The roasted corn kernels still had crunch to them, and their natural sweetness was enhanced by a bit of smokiness from the roasting. There was just enough chilli to impart a bit of heat without it being unpleasantly scorching. (The chilli didn’t particularly taste fermented.) There was a bit of milkiness from the bone marrow without it all being soggy.
The duck arrived with beetroot slices draped over it like folds of a robe. It was nicely cooked, still pink in the middle and tender. The blocks of cooked young plum had a texture much like cooked beetroot, without the tang. The pickled quandong was definitely a contrasting flavour, a little punch of sour and bitter, fortunately only in a very small amount.
The salted meringue hid what was beneath like great white wings. When lifted away, they revealed piped mounds of sweet potato, impossibly smooth, and slightly caramel in flavour. The sweet flavours brought out the honey’s slightly salty richness. There was a spiced shortbread crumb sprinkled over the top, but it couldn’t really be tasted over the other components. The buffalo ricotta added creaminess. The salted meringue wafer had just that bit of attenuated crunch on the outside, and then melted away on the tongue. A bit of everything on a small segment of it made for an interesting, rich mix of sweet and savoury.

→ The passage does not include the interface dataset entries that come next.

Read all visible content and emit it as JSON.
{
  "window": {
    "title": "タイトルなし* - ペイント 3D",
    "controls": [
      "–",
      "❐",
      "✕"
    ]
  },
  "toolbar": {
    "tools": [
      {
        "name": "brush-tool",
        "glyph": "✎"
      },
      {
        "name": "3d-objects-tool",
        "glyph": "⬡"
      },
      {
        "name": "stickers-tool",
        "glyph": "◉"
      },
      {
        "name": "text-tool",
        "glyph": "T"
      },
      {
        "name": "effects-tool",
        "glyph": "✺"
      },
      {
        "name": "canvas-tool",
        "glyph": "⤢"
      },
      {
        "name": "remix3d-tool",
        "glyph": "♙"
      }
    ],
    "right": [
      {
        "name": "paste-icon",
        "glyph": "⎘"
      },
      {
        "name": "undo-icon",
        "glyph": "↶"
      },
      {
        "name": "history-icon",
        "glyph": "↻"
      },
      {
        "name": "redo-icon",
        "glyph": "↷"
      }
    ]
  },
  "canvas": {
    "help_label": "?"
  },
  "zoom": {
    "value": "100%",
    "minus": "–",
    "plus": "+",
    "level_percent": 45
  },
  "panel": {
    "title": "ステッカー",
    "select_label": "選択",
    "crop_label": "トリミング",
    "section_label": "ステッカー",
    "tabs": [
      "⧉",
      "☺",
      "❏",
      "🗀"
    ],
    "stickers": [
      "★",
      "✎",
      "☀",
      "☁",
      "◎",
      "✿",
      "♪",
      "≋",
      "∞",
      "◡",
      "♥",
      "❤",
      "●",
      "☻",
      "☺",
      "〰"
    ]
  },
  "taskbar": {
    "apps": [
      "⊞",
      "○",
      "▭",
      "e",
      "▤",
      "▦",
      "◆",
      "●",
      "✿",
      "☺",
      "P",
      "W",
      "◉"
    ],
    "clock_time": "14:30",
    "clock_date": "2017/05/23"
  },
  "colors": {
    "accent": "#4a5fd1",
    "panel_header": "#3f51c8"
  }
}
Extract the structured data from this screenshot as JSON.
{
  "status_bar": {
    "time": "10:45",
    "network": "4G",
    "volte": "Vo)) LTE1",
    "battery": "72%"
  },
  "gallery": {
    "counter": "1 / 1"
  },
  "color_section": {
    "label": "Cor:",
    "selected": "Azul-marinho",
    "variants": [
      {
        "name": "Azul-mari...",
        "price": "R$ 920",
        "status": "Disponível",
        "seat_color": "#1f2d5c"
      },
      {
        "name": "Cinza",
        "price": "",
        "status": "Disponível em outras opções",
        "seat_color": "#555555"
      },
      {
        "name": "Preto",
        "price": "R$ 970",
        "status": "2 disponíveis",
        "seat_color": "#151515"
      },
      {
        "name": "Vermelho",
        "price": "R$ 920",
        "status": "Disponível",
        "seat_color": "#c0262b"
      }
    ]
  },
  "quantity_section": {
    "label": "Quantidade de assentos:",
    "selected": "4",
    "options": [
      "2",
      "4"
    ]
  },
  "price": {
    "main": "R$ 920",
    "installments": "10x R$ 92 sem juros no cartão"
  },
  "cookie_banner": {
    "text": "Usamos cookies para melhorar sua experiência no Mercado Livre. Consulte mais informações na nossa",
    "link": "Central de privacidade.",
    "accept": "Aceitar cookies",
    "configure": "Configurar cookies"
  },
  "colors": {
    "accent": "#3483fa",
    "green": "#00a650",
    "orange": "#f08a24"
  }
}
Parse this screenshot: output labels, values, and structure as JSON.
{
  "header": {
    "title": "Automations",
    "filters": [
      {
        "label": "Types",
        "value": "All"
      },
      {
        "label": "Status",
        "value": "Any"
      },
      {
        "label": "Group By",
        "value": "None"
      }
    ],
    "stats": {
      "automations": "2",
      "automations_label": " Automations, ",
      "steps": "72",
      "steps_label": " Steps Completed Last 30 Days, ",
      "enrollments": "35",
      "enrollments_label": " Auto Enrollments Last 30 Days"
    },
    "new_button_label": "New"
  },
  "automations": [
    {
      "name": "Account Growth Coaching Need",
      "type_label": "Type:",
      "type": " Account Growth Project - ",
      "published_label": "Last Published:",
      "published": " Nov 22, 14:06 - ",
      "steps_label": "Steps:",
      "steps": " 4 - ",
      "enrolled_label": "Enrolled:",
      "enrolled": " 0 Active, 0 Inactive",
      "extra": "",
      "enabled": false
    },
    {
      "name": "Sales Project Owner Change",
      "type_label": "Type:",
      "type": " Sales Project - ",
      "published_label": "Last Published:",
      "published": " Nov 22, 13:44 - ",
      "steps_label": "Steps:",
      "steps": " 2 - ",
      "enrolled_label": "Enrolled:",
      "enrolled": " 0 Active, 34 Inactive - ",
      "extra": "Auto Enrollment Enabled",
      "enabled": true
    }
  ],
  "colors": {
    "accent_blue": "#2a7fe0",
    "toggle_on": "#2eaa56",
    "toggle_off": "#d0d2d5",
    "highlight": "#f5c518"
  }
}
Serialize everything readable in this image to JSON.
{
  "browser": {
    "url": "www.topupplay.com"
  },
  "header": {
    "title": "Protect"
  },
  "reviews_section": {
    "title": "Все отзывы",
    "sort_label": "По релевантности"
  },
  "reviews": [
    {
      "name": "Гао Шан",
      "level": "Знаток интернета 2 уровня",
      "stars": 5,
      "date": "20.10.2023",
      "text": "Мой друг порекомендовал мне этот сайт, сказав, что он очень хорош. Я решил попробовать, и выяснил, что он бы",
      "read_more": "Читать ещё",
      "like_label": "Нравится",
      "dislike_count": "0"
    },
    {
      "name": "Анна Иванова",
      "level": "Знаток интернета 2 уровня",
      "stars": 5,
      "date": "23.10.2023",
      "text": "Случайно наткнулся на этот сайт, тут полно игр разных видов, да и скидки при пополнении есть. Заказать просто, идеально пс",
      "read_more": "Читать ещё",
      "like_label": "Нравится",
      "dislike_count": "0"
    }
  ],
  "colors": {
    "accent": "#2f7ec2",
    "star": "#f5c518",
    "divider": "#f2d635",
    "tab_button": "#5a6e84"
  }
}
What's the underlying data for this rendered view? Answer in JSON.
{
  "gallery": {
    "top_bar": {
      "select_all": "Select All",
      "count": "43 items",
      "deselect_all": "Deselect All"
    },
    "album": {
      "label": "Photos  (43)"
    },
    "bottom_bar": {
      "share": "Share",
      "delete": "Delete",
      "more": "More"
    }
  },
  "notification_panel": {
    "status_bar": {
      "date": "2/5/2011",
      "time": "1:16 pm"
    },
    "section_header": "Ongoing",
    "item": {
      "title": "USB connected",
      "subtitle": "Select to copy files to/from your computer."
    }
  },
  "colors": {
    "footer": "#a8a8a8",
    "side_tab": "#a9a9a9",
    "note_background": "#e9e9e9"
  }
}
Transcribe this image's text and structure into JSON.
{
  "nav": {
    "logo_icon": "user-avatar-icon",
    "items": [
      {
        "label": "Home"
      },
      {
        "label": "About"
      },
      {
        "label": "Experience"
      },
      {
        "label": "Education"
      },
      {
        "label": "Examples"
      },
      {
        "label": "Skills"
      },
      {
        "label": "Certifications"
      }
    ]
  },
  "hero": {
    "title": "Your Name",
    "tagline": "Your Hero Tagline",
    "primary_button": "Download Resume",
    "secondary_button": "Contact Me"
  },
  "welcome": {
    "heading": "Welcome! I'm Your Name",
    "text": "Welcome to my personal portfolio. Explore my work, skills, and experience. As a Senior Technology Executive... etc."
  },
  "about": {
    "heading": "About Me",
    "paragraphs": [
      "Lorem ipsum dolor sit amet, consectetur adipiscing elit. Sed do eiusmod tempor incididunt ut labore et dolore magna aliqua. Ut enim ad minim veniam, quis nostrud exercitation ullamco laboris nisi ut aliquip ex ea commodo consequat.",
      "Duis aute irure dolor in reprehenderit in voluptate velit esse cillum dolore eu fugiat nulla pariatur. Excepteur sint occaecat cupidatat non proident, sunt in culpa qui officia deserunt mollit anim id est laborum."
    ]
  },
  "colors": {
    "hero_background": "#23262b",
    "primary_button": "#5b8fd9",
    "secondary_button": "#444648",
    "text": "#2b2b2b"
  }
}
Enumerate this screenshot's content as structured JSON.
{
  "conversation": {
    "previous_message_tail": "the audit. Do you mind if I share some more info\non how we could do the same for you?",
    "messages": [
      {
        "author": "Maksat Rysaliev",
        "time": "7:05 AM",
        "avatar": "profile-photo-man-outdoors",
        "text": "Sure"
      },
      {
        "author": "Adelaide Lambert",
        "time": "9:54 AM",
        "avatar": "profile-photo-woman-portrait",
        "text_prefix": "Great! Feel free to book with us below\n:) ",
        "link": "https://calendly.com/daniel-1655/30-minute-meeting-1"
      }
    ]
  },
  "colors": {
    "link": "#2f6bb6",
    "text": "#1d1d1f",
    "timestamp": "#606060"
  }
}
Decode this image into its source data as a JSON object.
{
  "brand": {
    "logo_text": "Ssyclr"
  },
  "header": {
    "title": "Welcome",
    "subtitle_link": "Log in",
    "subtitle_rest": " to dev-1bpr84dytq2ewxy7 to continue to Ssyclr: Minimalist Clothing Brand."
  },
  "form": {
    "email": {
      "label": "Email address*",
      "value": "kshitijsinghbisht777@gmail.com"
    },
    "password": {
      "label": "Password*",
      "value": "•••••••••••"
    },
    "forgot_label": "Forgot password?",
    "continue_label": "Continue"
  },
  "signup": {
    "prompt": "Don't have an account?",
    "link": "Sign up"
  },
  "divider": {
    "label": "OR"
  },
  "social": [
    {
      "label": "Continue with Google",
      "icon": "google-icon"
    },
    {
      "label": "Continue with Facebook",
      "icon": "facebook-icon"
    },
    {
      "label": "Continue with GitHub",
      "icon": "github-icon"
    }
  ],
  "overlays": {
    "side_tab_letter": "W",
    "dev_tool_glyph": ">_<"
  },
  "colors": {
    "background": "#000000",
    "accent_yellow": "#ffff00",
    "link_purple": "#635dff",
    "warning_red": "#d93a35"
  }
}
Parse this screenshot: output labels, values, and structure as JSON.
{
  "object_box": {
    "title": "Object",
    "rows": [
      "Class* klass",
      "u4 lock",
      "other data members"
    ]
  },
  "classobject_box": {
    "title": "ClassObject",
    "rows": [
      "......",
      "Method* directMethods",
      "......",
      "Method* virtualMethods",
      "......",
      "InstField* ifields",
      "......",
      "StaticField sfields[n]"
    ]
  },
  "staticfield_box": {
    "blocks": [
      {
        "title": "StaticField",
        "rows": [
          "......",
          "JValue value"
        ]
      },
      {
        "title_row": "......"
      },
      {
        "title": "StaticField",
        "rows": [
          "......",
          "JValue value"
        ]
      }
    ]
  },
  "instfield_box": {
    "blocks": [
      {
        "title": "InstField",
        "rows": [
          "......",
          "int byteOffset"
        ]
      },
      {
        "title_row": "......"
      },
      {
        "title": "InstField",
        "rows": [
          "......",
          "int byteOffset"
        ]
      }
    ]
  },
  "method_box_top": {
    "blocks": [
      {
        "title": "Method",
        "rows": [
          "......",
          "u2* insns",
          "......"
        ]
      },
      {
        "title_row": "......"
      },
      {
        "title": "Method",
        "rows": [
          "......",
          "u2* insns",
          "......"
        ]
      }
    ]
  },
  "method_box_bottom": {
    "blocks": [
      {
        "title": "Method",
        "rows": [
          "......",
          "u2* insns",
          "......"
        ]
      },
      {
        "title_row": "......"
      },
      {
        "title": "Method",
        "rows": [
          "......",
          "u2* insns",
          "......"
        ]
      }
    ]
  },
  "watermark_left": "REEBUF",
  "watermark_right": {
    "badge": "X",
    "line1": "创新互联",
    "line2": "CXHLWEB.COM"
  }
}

The umami custard was also very smooth. It didn’t actually have umami flavour, but was chocolatey from the cocoa powder blanketing it. It was firmer than a panna cotta. The fresh blueberries underneath gave the dish a subtle sweetness.
The waitstaff were lovely. They came to the table when we appeared perplexed, and made dishes and cutlery disappear, to be replaced by new ones between courses. Our water glasses were never empty (or only briefly). They explained the dishes as they were brought to us, and were helpful when we had any questions about the food.
All in all, it was interesting food, well prepared and well presented, in a nice environment. Gauge is definitely on the list to return to to try other dishes.
Value: Very good. High quality food that doesn’t cost the sky.
Address: 77 Grey Street, South Brisbane
Phone: 07 3852 6734
Website: So hip it doesn’t have one. Even sibling store Sourced Grocer has the most minimalist of sites.